World War II Tales, 1: The Apple Spy
This is another in Terry Deary’s series of World War II stories based on true events. The Apple Spy features the discovery and arrest of three German spies who land in the remote Scottish village of Port Gordon in 1940. This must have been the most exciting thing ever to have happened to Port Gordon, and Deary makes good use of all the twists and turns of the real event in this exciting adventure for children of age 7+.
The story is told from the viewpoint of a young girl, Marie Bruce, who, with her brother, Jamie, plays an important part in the action. Deary skillfully evokes what life in the war was really like for children in the 1940s: ‘Snow White didn’t live in war time like we did. We would have eaten a barrel full of apples,’ Marie reflects, referring to food shortages. Details of the time are beautifully integrated into the story: Jamie’s short grey trousers flap about his legs, the station name signs have all been removed to confound any German spies, a soldier’s steel-studded boot strikes a spark at a tense moment. We smell the soot, feel the draughts and see the old-style locomotive with its corridors and faded brown blinds, as one escaping spy flees to Edinburgh pursued by the children.
The plot is pacey, the language level age-appropriate yet expressive, and the black and white illustrations by James de la Rue add clarity as well as humour.

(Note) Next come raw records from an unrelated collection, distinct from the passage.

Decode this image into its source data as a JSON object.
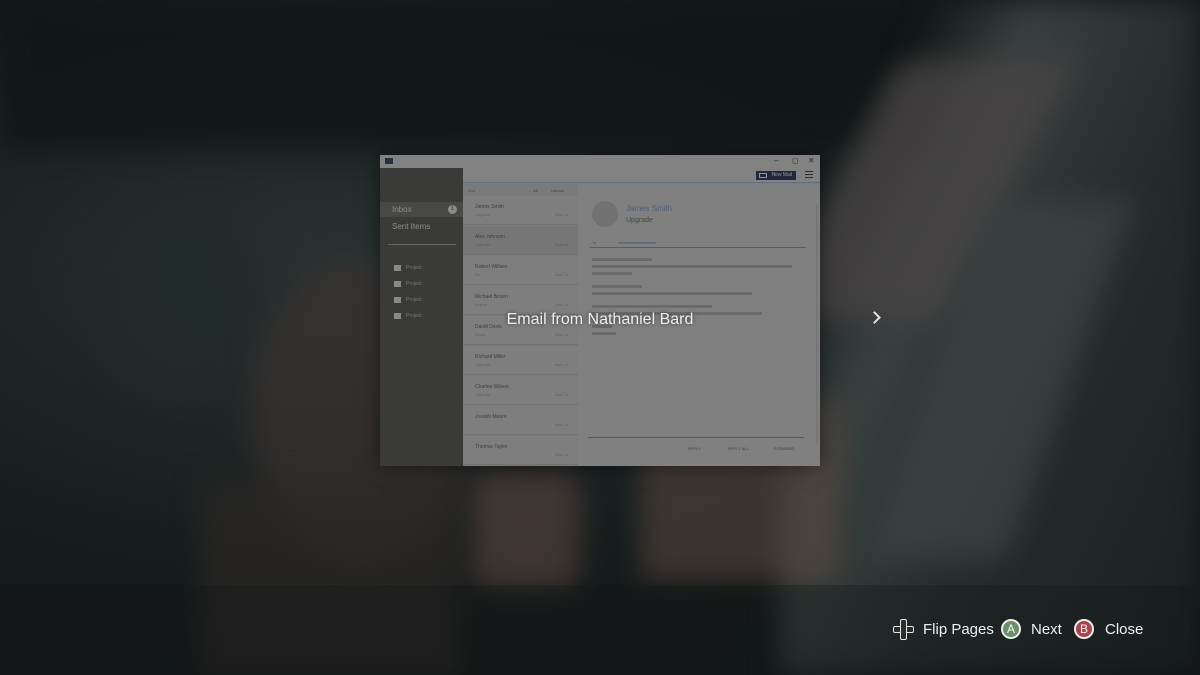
{
  "document": {
    "title": "Email from Nathaniel Bard"
  },
  "email_window": {
    "window_controls": [
      "–",
      "◻",
      "✕"
    ],
    "new_mail_label": "New Mail",
    "folders": [
      {
        "label": "Inbox",
        "count": "1"
      },
      {
        "label": "Sent Items"
      }
    ],
    "project_folders": [
      "Project",
      "Project",
      "Project",
      "Project"
    ],
    "list_header": [
      "Sort",
      "All",
      "Unread"
    ],
    "messages": [
      {
        "from": "James Smith",
        "subject": "Upgrade",
        "date": "Nov 14"
      },
      {
        "from": "Alex Johnson",
        "subject": "Upgrade",
        "date": "Nov 14"
      },
      {
        "from": "Robert William",
        "subject": "Re:",
        "date": "Nov 14"
      },
      {
        "from": "Michael Brown",
        "subject": "Inquiry",
        "date": "Nov 14"
      },
      {
        "from": "David Davis",
        "subject": "News",
        "date": "Nov 14"
      },
      {
        "from": "Richard Miller",
        "subject": "Upgrade",
        "date": "Nov 14"
      },
      {
        "from": "Charles Wilson",
        "subject": "Upgrade",
        "date": "Nov 14"
      },
      {
        "from": "Joseph Moore",
        "subject": "",
        "date": "Nov 14"
      },
      {
        "from": "Thomas Taylor",
        "subject": "",
        "date": "Nov 14"
      }
    ],
    "reader": {
      "from": "James Smith",
      "subject": "Upgrade",
      "to_label": "To",
      "actions": [
        "REPLY",
        "REPLY ALL",
        "FORWARD"
      ]
    }
  },
  "navigation": {
    "next_arrow_icon": "chevron-right-icon"
  },
  "button_prompts": [
    {
      "icon": "dpad-icon",
      "label": "Flip Pages"
    },
    {
      "icon": "a-button-icon",
      "glyph": "A",
      "label": "Next",
      "color": "#6a8f66"
    },
    {
      "icon": "b-button-icon",
      "glyph": "B",
      "label": "Close",
      "color": "#a8454a"
    }
  ]
}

If I were forced to find a duff note in this otherwise immensely enjoyable read, it is the stereotyped teacher with her ‘mouth wrinkled like a breakfast prune’ who appears on page one. Beware alienating older women who buy books, I say!